● **What is expected**:
From the entries, copy each line that includes "materialdesign".

↓↓↓

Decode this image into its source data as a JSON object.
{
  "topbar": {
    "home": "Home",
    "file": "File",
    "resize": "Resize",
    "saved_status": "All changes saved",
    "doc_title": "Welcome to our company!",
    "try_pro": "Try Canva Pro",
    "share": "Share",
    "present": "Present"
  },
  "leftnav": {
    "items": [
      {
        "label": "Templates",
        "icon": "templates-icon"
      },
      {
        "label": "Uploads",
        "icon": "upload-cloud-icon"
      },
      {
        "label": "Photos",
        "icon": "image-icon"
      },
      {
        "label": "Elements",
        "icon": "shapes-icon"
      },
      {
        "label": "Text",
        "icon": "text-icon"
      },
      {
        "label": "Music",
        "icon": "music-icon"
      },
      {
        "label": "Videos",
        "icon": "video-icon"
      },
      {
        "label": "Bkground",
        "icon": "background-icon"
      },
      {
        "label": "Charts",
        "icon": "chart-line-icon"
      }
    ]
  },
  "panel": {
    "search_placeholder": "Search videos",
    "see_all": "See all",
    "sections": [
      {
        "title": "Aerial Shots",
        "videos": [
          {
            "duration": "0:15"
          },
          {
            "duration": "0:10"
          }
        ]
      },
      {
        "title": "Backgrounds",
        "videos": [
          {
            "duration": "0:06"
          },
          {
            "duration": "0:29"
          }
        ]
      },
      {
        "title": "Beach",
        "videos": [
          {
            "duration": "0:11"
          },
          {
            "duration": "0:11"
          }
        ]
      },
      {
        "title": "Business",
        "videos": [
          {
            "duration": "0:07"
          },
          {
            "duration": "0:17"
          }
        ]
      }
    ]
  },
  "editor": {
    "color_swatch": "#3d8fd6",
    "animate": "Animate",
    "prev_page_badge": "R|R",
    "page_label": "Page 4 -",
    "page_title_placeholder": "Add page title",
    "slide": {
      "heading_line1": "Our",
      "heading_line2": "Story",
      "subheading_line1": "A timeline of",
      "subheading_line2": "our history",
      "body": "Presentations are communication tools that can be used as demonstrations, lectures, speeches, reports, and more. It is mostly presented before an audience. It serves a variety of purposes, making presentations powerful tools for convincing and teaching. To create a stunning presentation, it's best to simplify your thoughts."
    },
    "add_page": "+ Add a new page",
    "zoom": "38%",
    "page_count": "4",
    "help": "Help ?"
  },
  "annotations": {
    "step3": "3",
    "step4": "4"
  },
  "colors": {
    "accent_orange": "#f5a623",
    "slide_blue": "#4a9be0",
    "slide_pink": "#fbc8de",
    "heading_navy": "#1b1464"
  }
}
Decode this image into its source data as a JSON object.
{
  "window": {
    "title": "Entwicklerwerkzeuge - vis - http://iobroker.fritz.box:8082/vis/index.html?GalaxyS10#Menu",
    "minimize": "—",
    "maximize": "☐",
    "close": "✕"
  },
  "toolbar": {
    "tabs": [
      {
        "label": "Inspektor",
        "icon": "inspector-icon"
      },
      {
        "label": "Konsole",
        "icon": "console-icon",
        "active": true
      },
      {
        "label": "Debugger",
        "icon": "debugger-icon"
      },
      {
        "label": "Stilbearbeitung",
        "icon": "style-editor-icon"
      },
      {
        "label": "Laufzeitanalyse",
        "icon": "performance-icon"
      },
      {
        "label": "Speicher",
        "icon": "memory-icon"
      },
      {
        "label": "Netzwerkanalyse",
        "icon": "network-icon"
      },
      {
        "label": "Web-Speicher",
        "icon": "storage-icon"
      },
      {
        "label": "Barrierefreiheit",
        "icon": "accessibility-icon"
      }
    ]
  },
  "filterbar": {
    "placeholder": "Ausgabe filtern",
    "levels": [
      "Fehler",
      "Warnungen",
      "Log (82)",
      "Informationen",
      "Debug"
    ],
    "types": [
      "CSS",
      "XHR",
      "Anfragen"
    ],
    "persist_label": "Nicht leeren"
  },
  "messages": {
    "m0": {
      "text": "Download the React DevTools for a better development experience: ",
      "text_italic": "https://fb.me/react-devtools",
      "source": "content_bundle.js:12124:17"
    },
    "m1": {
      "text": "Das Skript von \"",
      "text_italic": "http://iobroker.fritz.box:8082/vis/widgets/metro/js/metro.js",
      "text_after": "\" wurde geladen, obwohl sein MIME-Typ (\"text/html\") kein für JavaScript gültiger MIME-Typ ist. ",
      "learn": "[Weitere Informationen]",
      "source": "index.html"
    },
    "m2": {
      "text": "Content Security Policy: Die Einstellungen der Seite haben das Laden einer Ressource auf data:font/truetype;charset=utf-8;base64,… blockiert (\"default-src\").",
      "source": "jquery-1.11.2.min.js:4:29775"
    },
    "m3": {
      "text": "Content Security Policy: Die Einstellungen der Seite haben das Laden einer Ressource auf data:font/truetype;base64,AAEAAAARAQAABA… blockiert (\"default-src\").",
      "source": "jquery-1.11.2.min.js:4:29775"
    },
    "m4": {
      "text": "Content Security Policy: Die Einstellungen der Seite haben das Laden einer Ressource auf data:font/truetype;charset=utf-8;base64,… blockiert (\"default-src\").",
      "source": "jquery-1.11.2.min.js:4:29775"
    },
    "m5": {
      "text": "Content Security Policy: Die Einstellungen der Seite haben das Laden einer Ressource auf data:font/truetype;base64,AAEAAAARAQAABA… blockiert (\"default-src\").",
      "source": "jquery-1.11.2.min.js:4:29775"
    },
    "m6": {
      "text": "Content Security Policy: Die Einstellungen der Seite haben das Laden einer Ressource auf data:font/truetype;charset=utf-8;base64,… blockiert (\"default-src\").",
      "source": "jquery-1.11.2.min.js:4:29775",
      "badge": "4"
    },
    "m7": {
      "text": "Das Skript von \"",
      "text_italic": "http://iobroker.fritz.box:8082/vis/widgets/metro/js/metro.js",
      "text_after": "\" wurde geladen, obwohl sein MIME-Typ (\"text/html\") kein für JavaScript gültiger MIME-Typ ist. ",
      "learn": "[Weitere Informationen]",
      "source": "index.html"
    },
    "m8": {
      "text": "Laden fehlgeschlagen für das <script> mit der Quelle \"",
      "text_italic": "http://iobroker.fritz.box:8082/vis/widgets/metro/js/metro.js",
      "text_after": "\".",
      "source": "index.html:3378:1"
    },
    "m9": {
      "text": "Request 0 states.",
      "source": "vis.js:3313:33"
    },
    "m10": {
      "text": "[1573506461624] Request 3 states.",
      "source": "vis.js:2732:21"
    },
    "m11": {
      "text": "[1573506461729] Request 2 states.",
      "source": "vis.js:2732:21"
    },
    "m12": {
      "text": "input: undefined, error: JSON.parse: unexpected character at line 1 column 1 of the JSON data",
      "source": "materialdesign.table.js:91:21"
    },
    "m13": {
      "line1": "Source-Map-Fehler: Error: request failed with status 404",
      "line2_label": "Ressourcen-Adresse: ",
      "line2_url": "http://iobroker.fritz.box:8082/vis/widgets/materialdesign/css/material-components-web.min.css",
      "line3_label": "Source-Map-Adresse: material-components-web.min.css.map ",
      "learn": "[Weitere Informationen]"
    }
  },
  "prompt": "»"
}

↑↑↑

● **Reply**:
      "source": "materialdesign.table.js:91:21"
      "line2_url": "http://iobroker.fritz.box:8082/vis/widgets/materialdesign/css/material-components-web.min.css",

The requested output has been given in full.